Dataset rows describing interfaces
....
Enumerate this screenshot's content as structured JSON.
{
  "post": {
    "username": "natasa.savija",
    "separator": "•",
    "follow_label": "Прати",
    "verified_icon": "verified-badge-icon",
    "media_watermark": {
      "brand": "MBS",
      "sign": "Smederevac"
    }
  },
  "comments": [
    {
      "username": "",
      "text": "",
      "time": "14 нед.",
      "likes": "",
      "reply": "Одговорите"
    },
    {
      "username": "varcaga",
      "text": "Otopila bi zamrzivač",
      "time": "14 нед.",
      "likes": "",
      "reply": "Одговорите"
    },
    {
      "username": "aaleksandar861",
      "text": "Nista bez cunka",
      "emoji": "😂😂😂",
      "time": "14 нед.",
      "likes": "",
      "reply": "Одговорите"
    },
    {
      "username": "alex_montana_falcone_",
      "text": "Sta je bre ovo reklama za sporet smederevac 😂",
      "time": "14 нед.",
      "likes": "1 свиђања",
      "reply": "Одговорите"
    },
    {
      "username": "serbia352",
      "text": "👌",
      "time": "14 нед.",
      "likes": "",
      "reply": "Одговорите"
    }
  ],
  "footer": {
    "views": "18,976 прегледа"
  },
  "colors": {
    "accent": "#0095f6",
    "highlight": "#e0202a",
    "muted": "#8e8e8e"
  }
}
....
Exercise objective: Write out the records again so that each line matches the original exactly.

Result of the exercise:
Enumerate this screenshot's content as structured JSON.
{
  "post": {
    "username": "natasa.savija",
    "separator": "•",
    "follow_label": "Прати",
    "verified_icon": "verified-badge-icon",
    "media_watermark": {
      "brand": "MBS",
      "sign": "Smederevac"
    }
  },
  "comments": [
    {
      "username": "",
      "text": "",
      "time": "14 нед.",
      "likes": "",
      "reply": "Одговорите"
    },
    {
      "username": "varcaga",
      "text": "Otopila bi zamrzivač",
      "time": "14 нед.",
      "likes": "",
      "reply": "Одговорите"
    },
    {
      "username": "aaleksandar861",
      "text": "Nista bez cunka",
      "emoji": "😂😂😂",
      "time": "14 нед.",
      "likes": "",
      "reply": "Одговорите"
    },
    {
      "username": "alex_montana_falcone_",
      "text": "Sta je bre ovo reklama za sporet smederevac 😂",
      "time": "14 нед.",
      "likes": "1 свиђања",
      "reply": "Одговорите"
    },
    {
      "username": "serbia352",
      "text": "👌",
      "time": "14 нед.",
      "likes": "",
      "reply": "Одговорите"
    }
  ],
  "footer": {
    "views": "18,976 прегледа"
  },
  "colors": {
    "accent": "#0095f6",
    "highlight": "#e0202a",
    "muted": "#8e8e8e"
  }
}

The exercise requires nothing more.